Ogni, the retired police officer, says that he’s hearing the right things from the new mayor, but doesn’t know whether any of it will be enough to save Central Falls. “It seems like he wants to do the right thing, it might be a city that’s too small to survive on its own,” he says.
Even when it comes to the city’s trash, there’s only so much Diossa can do on his own.
A federal judge allowed Central Falls to exit bankruptcy only after the city agreed to an austere budget and mandatory annual tax hikes through 2017. That’s left Diossa relying on private donations to help move the city forward.
"... nobody wants to move their business to a den of iniquity."'
Actor Alec Baldwin is headlining a fundraiser for the city library this week, having first come to its rescue in 2011 when the library’s closure made national news. Actress Viola Davis, who grew up in Central Falls, recently gave $60,000 to the high school, which is one of the lowest performing in the state. Another private donor is pledging $100,000 to help buy a decrepit Victorian mansion across the street from the school and turn it into a tutoring center.
“If a person can donate $100,000, they trust what’s going on,” said Diossa of his efforts to revitalize the city.
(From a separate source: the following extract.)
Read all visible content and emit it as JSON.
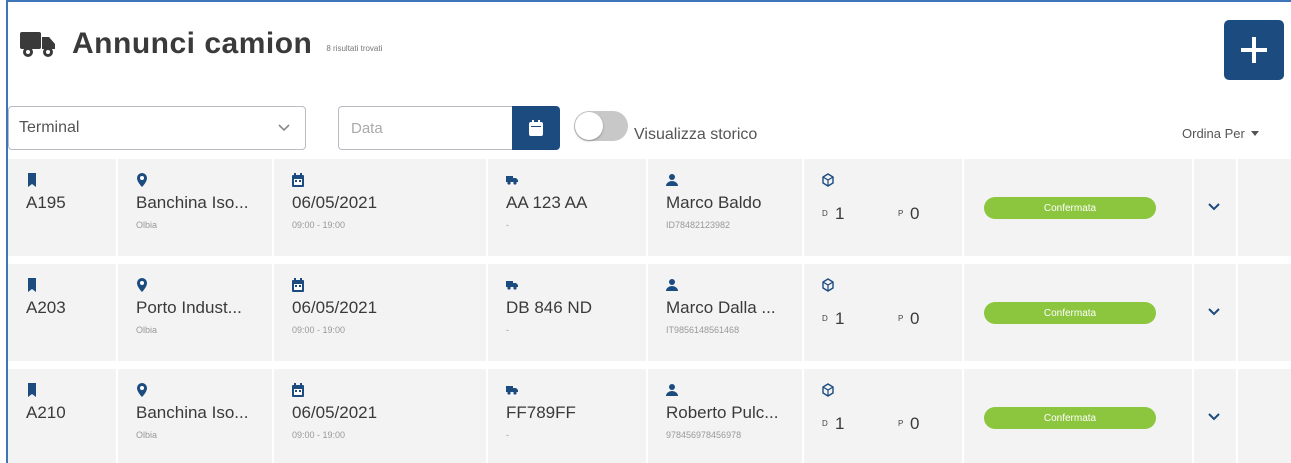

Diossa has even used crowdfunding to help fill in the gaps: The city raised $10,000 online last fall to install new trash and recycling bins in Jenks Park outside of City Hall. The old plastic bins kept toppling over, spilling trash all over the yard. The mayor proudly tweeted photos of the new bins this week.
Even minor changes have caught the residents' attention. “Business is not great like before,” said Sun Han, who runs a clothing shop in a building she bought twenty years ago for more than it’s worth now. But, she added, the streets are different. “It’s clean. I can notice.”
Diossa is pursuing other, less appealing plans to help the town recover: He’s lobbying authorities to bring those held in federal custody, including immigrant detainees, back to Central Falls.
“It’s been a priority because of the role it plays in terms of producing revenue,” he said. “I’m not a really big fan of having a prison in Central Falls, but we have to deal with the prospect of it going again.”
In the absence of broader action, towns like Central Falls will continue to remain vulnerable whenever the economy goes south. “An entity so small lacks the resilience to shocks, with no diversity of resources, and very little margin of error for their decision-making,” said Matt Fabian, managing director for Municipal Market Advisors.
Rhode Island’s gubernatorial candidates are promising a turnaround—for real this time. Raimondo and Taveras, both Democrats, warn against the kind of quick fixes that led Rhode Island disastrously astray in the past. “We’ve had this philosophy that if we just bring in the right company, it’s going to save Rhode Island—that needs to change,” Taveras said.
To get Rhode Island going again, “we need a strategy,” said Raimondo. “It’s not spending money—it’s wisely investing.” But the kind of investments that both Raimondo and Taveras are looking for—in infrastructure, education, and tourism—will take real public dollars. Central Falls can't even fix its main commercial drag by itself, since Dexter Street is a state road. And the city could only afford to repave its side streets after striking a deal with the local water supply board to cover most of the cost.
Diossa’s father, for his part, still doesn’t know what he’s going to do after the factory closes in September, and neither does the mayor. But at 52, he’s not ready to retire.
“He’s still very young, he feels young, he’s healthy,” said Diossa. “He’ll look to find another a job.”